━━ Records for this task

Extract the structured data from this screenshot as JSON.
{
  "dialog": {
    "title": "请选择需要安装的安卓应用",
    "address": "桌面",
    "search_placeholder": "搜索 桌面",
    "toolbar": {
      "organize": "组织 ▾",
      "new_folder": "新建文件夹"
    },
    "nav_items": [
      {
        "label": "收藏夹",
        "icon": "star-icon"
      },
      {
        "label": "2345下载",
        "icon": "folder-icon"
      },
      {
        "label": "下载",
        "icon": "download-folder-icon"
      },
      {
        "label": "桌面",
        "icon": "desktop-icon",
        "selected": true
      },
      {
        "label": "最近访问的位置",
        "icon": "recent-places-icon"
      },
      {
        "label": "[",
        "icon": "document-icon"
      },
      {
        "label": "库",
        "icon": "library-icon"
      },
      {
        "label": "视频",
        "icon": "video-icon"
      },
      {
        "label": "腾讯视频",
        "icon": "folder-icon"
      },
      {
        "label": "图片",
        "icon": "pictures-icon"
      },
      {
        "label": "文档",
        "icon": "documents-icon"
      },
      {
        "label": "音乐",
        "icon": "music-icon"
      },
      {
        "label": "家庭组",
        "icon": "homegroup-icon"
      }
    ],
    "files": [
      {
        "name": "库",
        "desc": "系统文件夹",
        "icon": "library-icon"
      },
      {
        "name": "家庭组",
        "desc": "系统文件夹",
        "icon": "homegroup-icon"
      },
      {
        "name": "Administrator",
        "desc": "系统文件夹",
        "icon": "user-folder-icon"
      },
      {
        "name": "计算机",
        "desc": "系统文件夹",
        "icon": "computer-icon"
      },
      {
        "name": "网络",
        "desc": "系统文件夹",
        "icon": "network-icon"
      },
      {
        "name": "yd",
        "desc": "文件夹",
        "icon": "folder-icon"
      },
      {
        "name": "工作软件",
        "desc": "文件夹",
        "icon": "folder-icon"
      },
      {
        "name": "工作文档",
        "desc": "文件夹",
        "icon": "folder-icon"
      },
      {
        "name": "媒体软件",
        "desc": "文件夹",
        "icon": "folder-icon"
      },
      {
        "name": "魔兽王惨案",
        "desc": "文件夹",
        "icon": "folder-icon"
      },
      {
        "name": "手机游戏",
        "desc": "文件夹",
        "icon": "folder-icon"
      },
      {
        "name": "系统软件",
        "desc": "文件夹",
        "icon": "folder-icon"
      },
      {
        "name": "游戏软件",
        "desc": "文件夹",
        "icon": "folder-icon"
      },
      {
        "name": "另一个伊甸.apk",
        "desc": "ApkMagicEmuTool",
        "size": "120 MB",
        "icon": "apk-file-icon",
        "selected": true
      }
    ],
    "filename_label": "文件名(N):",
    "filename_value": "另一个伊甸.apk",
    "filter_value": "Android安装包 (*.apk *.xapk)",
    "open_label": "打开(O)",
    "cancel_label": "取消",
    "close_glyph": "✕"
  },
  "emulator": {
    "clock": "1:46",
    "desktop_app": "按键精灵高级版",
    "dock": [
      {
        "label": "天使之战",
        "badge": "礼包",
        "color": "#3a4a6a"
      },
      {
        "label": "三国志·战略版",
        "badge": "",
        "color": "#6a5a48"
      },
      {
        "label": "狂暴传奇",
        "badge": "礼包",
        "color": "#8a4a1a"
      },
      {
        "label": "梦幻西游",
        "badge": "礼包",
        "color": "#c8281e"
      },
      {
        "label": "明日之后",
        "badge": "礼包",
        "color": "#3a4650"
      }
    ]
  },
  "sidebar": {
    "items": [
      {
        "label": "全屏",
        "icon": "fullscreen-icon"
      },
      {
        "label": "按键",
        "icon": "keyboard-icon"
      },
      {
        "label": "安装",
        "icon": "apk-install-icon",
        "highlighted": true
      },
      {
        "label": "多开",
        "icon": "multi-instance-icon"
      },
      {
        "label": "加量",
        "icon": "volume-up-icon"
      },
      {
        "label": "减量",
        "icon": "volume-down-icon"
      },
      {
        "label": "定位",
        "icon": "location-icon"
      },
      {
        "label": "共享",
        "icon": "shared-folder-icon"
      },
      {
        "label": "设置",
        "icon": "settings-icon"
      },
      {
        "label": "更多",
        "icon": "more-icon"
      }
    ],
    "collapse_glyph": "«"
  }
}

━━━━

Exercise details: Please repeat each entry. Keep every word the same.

The answer:
Extract the structured data from this screenshot as JSON.
{
  "dialog": {
    "title": "请选择需要安装的安卓应用",
    "address": "桌面",
    "search_placeholder": "搜索 桌面",
    "toolbar": {
      "organize": "组织 ▾",
      "new_folder": "新建文件夹"
    },
    "nav_items": [
      {
        "label": "收藏夹",
        "icon": "star-icon"
      },
      {
        "label": "2345下载",
        "icon": "folder-icon"
      },
      {
        "label": "下载",
        "icon": "download-folder-icon"
      },
      {
        "label": "桌面",
        "icon": "desktop-icon",
        "selected": true
      },
      {
        "label": "最近访问的位置",
        "icon": "recent-places-icon"
      },
      {
        "label": "[",
        "icon": "document-icon"
      },
      {
        "label": "库",
        "icon": "library-icon"
      },
      {
        "label": "视频",
        "icon": "video-icon"
      },
      {
        "label": "腾讯视频",
        "icon": "folder-icon"
      },
      {
        "label": "图片",
        "icon": "pictures-icon"
      },
      {
        "label": "文档",
        "icon": "documents-icon"
      },
      {
        "label": "音乐",
        "icon": "music-icon"
      },
      {
        "label": "家庭组",
        "icon": "homegroup-icon"
      }
    ],
    "files": [
      {
        "name": "库",
        "desc": "系统文件夹",
        "icon": "library-icon"
      },
      {
        "name": "家庭组",
        "desc": "系统文件夹",
        "icon": "homegroup-icon"
      },
      {
        "name": "Administrator",
        "desc": "系统文件夹",
        "icon": "user-folder-icon"
      },
      {
        "name": "计算机",
        "desc": "系统文件夹",
        "icon": "computer-icon"
      },
      {
        "name": "网络",
        "desc": "系统文件夹",
        "icon": "network-icon"
      },
      {
        "name": "yd",
        "desc": "文件夹",
        "icon": "folder-icon"
      },
      {
        "name": "工作软件",
        "desc": "文件夹",
        "icon": "folder-icon"
      },
      {
        "name": "工作文档",
        "desc": "文件夹",
        "icon": "folder-icon"
      },
      {
        "name": "媒体软件",
        "desc": "文件夹",
        "icon": "folder-icon"
      },
      {
        "name": "魔兽王惨案",
        "desc": "文件夹",
        "icon": "folder-icon"
      },
      {
        "name": "手机游戏",
        "desc": "文件夹",
        "icon": "folder-icon"
      },
      {
        "name": "系统软件",
        "desc": "文件夹",
        "icon": "folder-icon"
      },
      {
        "name": "游戏软件",
        "desc": "文件夹",
        "icon": "folder-icon"
      },
      {
        "name": "另一个伊甸.apk",
        "desc": "ApkMagicEmuTool",
        "size": "120 MB",
        "icon": "apk-file-icon",
        "selected": true
      }
    ],
    "filename_label": "文件名(N):",
    "filename_value": "另一个伊甸.apk",
    "filter_value": "Android安装包 (*.apk *.xapk)",
    "open_label": "打开(O)",
    "cancel_label": "取消",
    "close_glyph": "✕"
  },
  "emulator": {
    "clock": "1:46",
    "desktop_app": "按键精灵高级版",
    "dock": [
      {
        "label": "天使之战",
        "badge": "礼包",
        "color": "#3a4a6a"
      },
      {
        "label": "三国志·战略版",
        "badge": "",
        "color": "#6a5a48"
      },
      {
        "label": "狂暴传奇",
        "badge": "礼包",
        "color": "#8a4a1a"
      },
      {
        "label": "梦幻西游",
        "badge": "礼包",
        "color": "#c8281e"
      },
      {
        "label": "明日之后",
        "badge": "礼包",
        "color": "#3a4650"
      }
    ]
  },
  "sidebar": {
    "items": [
      {
        "label": "全屏",
        "icon": "fullscreen-icon"
      },
      {
        "label": "按键",
        "icon": "keyboard-icon"
      },
      {
        "label": "安装",
        "icon": "apk-install-icon",
        "highlighted": true
      },
      {
        "label": "多开",
        "icon": "multi-instance-icon"
      },
      {
        "label": "加量",
        "icon": "volume-up-icon"
      },
      {
        "label": "减量",
        "icon": "volume-down-icon"
      },
      {
        "label": "定位",
        "icon": "location-icon"
      },
      {
        "label": "共享",
        "icon": "shared-folder-icon"
      },
      {
        "label": "设置",
        "icon": "settings-icon"
      },
      {
        "label": "更多",
        "icon": "more-icon"
      }
    ],
    "collapse_glyph": "«"
  }
}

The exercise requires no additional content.